Some Notes on Cyclone DDS

One of the biggest differences between ROS1 and ROS2 is the replacement of the single middleware with a plugin-based architecture. This allows ROS2 to use various Robotic Middle Ware (RMW) implementations. All these RMW implementations are currently based on DDS. You can read all about the details in the ROS2 Design Docs.

Over time, the supported RMW implementations have shifted and new ones have been introduced. The default is currently FastRTPS (which apparently has been renamed to FastDDS, but after the Foxy release). The newest option is CycloneDDS which uses Eclipse Cyclone DDS. Cyclone DDS has gotten a lot of praise lately, so let’s take a closer look.

RMW Implementations

Choosing between RMW implementations is still a bit of a challenge since ROS2 is still very much under active development. There are multiple tickets about FastDDS service discovery issues. CycloneDDS is less than two years old, which means it is still under very active development and might not be fully featured, but it is supposed to be really highly performant. Mixing multiple implementations at runtime has noted caveats.

Luckily, it’s very easy to switch between implementations by simply setting the RMW_IMPLEMENTATION environment variable (assuming the selected implementation is built/installed).

When switching between implementations, be sure to stop the ros2 dameon so that it gets restarted with the proper RMW implementation:

ros2 daemon stop

First you’ve heard of the ROS2 daemon? Check out this ROS Answers post which contains the best description I’ve seen.

Debugging Issues

While FastDDS was mostly working out of the box, the whole service problem was wreaking havoc on setting/getting parameters – and I’ve been tuning parameters frequently. I went ahead and set the RMW_IMPLEMENTATION to rmw_cyclonedds_cpp, or so I thought.

I noticed that service discovery wasn’t much better. Then I noticed on the robot I had set RMW_IMPLEMTATION - so I fixed the spelling mistake. Now everything should totally work great!


On the robot, discovery worked fine and services worked great - but half or more of the nodes couldn’t be seen by my laptop. Restarting launch files resulted in different nodes often missing!

I started to debug and came across the ddsperf tool. If you’re using ROS2 on MacOSX you’ll want to check out this issue on how to install ddsperf.

Multiple Network Interfaces

Running ddsperf sanity gave an interesting warning on the robot:

ddsperf: using network interface enp3s0 (udp/ selected arbitrarily from: enp3s0, wlp2s0

The UBR-1 has two network interfaces: wlp2s0 is a wifi connection to the outside world and enp3s0 is an internal ethernet port which only talks to the robot hardware. Apparently, my nodes were frequently using the wrong network interface. The upstream Cyclone DDS README does mention, way down the page, that “proper use of multiple network interfaces simultaneously will come, but is not there yet.”

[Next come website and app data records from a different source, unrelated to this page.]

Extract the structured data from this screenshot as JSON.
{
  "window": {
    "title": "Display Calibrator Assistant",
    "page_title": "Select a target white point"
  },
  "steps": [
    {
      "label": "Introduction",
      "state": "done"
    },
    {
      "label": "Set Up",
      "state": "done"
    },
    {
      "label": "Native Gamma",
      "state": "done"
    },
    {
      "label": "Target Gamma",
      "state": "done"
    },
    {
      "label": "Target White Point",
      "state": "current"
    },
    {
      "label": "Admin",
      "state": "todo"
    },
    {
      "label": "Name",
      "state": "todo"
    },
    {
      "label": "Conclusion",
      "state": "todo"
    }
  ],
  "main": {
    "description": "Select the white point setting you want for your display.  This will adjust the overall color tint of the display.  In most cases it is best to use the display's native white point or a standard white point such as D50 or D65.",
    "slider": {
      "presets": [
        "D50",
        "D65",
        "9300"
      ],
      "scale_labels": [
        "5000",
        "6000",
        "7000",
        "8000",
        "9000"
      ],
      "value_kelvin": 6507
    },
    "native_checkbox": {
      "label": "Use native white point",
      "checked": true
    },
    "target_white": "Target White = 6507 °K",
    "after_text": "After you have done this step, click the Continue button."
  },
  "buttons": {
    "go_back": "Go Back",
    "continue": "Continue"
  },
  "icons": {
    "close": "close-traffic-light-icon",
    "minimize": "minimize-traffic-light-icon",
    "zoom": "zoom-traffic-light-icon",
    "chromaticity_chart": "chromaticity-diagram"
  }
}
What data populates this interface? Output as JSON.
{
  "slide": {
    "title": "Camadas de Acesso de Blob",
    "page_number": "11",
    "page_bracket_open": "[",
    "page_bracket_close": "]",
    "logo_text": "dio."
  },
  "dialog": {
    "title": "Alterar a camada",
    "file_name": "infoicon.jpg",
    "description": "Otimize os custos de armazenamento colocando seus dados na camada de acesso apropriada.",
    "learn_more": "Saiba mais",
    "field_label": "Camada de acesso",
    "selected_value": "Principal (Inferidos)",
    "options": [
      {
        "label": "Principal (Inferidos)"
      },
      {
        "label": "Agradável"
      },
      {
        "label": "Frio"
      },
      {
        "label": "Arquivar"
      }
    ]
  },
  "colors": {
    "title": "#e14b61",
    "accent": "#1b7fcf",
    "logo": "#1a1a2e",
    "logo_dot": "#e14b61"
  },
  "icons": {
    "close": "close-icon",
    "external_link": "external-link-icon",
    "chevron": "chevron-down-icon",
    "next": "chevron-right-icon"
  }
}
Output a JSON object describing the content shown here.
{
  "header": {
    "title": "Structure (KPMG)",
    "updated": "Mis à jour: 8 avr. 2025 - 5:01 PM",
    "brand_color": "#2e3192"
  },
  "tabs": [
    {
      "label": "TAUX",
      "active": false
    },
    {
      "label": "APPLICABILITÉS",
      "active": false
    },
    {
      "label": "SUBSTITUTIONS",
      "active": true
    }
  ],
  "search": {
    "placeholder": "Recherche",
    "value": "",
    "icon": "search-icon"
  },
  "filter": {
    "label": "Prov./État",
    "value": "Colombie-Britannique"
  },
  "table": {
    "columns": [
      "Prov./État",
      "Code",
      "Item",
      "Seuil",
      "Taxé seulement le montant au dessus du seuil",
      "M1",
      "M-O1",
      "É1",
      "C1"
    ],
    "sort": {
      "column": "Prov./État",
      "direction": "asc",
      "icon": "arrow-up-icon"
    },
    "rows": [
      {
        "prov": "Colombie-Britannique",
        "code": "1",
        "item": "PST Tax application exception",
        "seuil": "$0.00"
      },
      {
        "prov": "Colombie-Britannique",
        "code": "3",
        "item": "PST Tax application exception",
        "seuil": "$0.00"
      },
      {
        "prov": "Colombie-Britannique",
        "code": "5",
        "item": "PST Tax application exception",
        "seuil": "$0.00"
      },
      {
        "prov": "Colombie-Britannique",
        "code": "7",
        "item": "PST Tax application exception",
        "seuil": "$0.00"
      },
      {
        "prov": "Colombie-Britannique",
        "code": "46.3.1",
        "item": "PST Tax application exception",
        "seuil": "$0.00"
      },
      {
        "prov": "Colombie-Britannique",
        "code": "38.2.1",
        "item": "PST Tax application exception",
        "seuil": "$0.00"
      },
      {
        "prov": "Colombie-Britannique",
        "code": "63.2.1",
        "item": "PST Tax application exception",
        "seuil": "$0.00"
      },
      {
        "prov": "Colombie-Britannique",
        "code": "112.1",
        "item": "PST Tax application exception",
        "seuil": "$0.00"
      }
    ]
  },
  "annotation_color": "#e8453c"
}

The configuration guide states that the selection of network adapter prefers non-link-local interfaces, but apparently something is tripping it up in detecting that the ethernet interface is configured that way.

The work around is to set a NetworkInterfaceAddress in the CYCLONEDDS_URI environment variable:

export CYCLONEDDS_URI='<CycloneDDS><Domain><General><NetworkInterfaceAddress>wlp2s0</NetworkInterfaceAddress></General></Domain></CycloneDDS>'

If you’re prone to typos, and want to make sure you’re actually running the expected RMW interface, I’d recommend this command:

ros2 doctor --report | grep middleware

After a few seconds, you should see:

middleware name    : rmw_cyclonedds_cpp

I actually setup an alias in my bashrc so that which_rmw runs that command. Once I settled on using Cyclone DDS as my new default, I also added the RMW_IMPLEMENTATION and CYCLONEDDS_URI settings to the bashrc on the robot.

Final Thoughts

Once I worked through the configuration issue, CycloneDDS appears to be the most stable of the few RMW implementations I’ve tried. I haven’t actually tested the performance head-to-head, but others have.

I would recommend looking at the Configuration section of the upstream Eclipse CycloneDDS project. This contains a bunch of useful information about what you can specify in the CYCLONEDDS_URI. The Guide to Configuring is also very worth reading. It’s honestly a great resource for simply understanding all those things you hoped you’d never need to learn about DDS.